With the recent performance of Ann Millikan’s opera “Swede Hollow” and the Thursday, March 14 “Both Sides of the Bridge” faculty reading event, St. Olaf and Carleton continue to pursue opportunities for collaboration as the colleges approach the end of their $1.4 million “Broadening the Bridge” grant, awarded in 2013 by the Andrew W. Mellon Foundation.
The grant has funded projects meant to “strengthen liberal arts learning and teaching in ways that each college could not accomplish individually,” Associate Director of Communications Kari VanDerVeen wrote in a 2013 article.
The colleges have since used the funds for new courses, joint training for supervisors, workshops, joint art exhibits and many other activities. As part of the grant, the St. Olaf Libraries and Information Technology departments have increased staff sharing with Carleton in pursuit of cost savings for the Strategic Resource Allocation Project (SRAP), the College’s cost-cutting and revenue-growing initiative.
Carleton Dean of the College Beverly Nagel and St. Olaf Provost and Dean of the College Marci Sortor have allocated a sizable portion of the grant to new courses for students of both colleges, as well as other forms of academic collaboration.
Faculty members at the two colleges have collaborated “to offer courses [in] Art/Art History, Political Science, and Education, and a Carleton faculty member teaches Arabic courses on St. Olaf’’s campus,” Sortor wrote in an email.
Several of the projects the grant funded focus on bolstering the colleges’ burgeoning neuroscience offerings.
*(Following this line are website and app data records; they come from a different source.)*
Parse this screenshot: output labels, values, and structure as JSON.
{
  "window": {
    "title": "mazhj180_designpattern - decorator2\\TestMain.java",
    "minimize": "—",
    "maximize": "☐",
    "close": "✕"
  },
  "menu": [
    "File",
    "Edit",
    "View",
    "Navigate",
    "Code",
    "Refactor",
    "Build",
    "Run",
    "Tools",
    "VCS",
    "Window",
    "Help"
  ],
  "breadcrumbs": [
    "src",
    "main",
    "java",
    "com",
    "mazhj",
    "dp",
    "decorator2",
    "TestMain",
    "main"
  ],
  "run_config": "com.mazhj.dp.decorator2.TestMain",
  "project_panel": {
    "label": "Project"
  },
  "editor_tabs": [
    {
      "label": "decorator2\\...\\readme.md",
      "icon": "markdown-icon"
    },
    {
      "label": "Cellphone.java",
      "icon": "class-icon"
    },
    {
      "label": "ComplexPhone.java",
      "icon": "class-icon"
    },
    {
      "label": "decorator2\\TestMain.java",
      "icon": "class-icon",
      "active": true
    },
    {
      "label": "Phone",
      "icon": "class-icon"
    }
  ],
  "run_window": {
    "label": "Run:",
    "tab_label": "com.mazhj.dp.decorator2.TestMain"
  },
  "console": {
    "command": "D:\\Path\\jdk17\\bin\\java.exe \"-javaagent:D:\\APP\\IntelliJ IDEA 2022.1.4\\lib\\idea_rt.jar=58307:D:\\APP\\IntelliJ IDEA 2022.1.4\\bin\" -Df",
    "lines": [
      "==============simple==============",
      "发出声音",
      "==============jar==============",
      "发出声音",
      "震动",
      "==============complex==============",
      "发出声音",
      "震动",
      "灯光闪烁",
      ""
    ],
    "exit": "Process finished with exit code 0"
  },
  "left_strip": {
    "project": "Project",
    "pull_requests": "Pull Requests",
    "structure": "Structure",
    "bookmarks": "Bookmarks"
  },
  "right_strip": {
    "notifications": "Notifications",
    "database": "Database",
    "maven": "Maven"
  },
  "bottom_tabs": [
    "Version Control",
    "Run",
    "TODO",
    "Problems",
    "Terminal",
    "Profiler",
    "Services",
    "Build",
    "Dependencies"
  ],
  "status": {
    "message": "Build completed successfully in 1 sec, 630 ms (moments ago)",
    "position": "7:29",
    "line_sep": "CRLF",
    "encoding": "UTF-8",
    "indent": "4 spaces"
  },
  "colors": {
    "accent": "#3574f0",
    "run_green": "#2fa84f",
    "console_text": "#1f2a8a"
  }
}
A 2015 grant financed a series of neuroscience lectures and faculty dinners, a 2016 grant funded the development of a jointly-taught capstone seminar and a 2017 grant supports continued efforts to establish a neuroscience major for students at both colleges
The grant also looks to improve equity and inclusion in certain academic departments. In fall 2016, TRIO/Student Support Services (SSS) Quantitative Skills Coordinator Kristin O’Connell and Professor Matthew Richey launched an “Inclusive Excellence in Science and Mathematics” lecture series. The series aimed “to highlight the important achievements and perspectives of underrepresented scientists and mathematicians,” according to the “Broadening the Bridge” website.
The grant funded a series of conversations led by scientists at both colleges in spring 2015 aimed at building professional networks for women in STEM.
Faculty members have also periodically used grant money to collaborate on research. Over the past several years, faculty at both colleges have worked together to study socioeconomic inequality, the St. Olaf natural lands and Carleton Arboretum and “positive psychology,” among other topics.
The colleges have also displayed jointly-curated art exhibitions, such as the fall 2016 exhibitions on Japanese art and Chinese art materials and the upcoming spring 2019 exhibit on the Japanese tea ceremony.
The final round of grant funding took place fall 2018 with Nagel and Sortor issuing “eight awards to previous grantees to advance particularly successful and influential projects,” according to the “Broadening the Bridge” website. “The awards provided $45, 595 in funding.”